There has been rather a lot of movement on the earth front. In Sicily it has literally been raining minerality as Etna has been throwing rocks and sand into the sky, New Zealand’s North Island had an earthquake of 8.1 magnitude just this morning and in Iceland there has been much talk amongst scientists that Mount Keilir is about to get busy for the first time since the 12th century. In Wales, they’ve found a secret tunnel to Tintern Abbey probably built in the 12th Century. Closer to home, there have been a lot of roadworks as Thames Water appear to have sprung many leaks.

News of booze this week features a freeze on alcohol tax in the budget, thanks Rishi! Also the US has announced they will drop sanctions on single malt Scotch whisky. This is also good news for Stilton producers who somehow managed to get wrapped up in the same piece of legislation. Not necessarily a partnership I’d go for, but horses and courses…

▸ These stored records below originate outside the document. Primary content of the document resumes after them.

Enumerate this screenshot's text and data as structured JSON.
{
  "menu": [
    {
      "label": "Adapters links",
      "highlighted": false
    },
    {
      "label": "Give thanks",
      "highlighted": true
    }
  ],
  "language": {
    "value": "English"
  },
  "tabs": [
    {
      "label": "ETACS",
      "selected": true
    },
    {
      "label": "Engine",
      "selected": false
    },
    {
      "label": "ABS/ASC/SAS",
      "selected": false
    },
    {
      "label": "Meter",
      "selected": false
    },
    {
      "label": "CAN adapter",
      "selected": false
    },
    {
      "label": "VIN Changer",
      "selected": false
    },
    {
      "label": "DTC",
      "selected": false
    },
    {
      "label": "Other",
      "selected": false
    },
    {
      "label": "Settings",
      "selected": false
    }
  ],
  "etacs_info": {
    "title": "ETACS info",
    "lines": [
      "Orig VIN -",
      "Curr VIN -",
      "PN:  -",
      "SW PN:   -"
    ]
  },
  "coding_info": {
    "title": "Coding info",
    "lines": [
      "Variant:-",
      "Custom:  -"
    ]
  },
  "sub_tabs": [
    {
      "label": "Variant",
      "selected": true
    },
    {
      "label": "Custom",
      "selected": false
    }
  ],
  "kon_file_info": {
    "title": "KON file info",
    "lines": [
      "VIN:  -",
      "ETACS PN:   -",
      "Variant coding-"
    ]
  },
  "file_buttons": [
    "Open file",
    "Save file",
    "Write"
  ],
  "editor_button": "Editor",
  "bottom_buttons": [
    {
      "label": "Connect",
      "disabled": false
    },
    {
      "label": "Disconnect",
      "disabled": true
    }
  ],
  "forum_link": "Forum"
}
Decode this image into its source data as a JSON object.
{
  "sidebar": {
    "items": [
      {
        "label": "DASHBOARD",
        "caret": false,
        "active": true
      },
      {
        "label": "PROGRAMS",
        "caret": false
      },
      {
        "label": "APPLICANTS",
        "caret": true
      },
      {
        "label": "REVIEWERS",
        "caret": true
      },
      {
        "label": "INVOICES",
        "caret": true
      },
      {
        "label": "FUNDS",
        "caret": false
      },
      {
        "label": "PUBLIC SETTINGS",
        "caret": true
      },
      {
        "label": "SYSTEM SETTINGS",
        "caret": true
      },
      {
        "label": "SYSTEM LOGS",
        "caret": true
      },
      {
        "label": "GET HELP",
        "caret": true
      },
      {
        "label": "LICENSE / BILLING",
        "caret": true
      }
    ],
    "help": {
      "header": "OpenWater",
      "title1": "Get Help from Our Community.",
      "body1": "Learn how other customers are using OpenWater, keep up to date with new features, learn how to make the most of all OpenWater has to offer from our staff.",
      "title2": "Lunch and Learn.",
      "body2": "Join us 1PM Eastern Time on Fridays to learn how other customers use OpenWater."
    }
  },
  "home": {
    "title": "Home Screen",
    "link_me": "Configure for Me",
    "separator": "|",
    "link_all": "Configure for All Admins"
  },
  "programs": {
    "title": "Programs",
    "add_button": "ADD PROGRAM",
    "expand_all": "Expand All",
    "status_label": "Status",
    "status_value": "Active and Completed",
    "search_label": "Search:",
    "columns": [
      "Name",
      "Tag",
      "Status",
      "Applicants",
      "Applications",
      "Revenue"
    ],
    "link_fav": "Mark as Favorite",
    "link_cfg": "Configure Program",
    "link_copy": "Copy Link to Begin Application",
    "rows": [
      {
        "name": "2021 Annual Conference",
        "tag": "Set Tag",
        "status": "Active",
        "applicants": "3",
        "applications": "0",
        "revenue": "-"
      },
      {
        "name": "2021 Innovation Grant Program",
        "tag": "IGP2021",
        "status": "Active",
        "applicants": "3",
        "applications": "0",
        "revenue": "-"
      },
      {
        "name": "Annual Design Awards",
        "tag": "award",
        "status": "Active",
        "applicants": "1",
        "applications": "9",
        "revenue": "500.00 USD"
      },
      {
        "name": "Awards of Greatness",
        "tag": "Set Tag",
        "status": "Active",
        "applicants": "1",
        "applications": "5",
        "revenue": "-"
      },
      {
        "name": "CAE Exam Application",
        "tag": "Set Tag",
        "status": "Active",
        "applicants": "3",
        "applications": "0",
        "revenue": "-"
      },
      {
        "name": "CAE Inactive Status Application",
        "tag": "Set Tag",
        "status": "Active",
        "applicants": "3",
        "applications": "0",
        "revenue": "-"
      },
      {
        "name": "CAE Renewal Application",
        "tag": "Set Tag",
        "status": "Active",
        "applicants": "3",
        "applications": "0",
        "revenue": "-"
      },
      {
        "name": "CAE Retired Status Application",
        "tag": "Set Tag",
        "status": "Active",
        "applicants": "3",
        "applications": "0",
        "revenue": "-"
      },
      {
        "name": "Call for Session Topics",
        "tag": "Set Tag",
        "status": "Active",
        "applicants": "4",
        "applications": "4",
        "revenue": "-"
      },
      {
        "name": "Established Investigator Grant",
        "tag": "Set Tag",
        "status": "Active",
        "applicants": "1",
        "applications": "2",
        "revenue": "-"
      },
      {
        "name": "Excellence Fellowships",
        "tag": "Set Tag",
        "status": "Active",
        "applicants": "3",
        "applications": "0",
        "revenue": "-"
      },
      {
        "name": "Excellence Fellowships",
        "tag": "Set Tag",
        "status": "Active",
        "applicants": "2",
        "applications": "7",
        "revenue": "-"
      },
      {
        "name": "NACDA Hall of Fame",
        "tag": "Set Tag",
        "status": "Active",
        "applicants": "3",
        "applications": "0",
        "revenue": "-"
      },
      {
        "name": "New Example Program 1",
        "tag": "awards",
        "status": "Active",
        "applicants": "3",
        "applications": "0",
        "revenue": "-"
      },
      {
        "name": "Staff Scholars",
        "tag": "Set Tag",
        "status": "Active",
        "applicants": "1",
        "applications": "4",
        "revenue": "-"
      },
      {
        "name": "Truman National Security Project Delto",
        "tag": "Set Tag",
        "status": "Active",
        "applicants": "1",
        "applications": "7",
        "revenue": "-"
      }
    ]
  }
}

As for us, we’ve bought a new Aussie. Made by Ben Glaetzer, Heartland Directors Cut Shiraz (£28.99), from Langhorne Creek, is a cracker. The estate’s flagship wine, it has bags of berry compote, violet and chocolate on the nose. The palate is a spiced plum and bramble fruit, some liquorice spice and a finish almost as long as the Oliver Stone final cut of JFK. An excellent wine to ease you through those short ribs that have been going low and slow on the BBQ all afternoon whilst you watched Le Strade Bianche.

With that we bid you a fond adieu until next week’s thrilling instalment.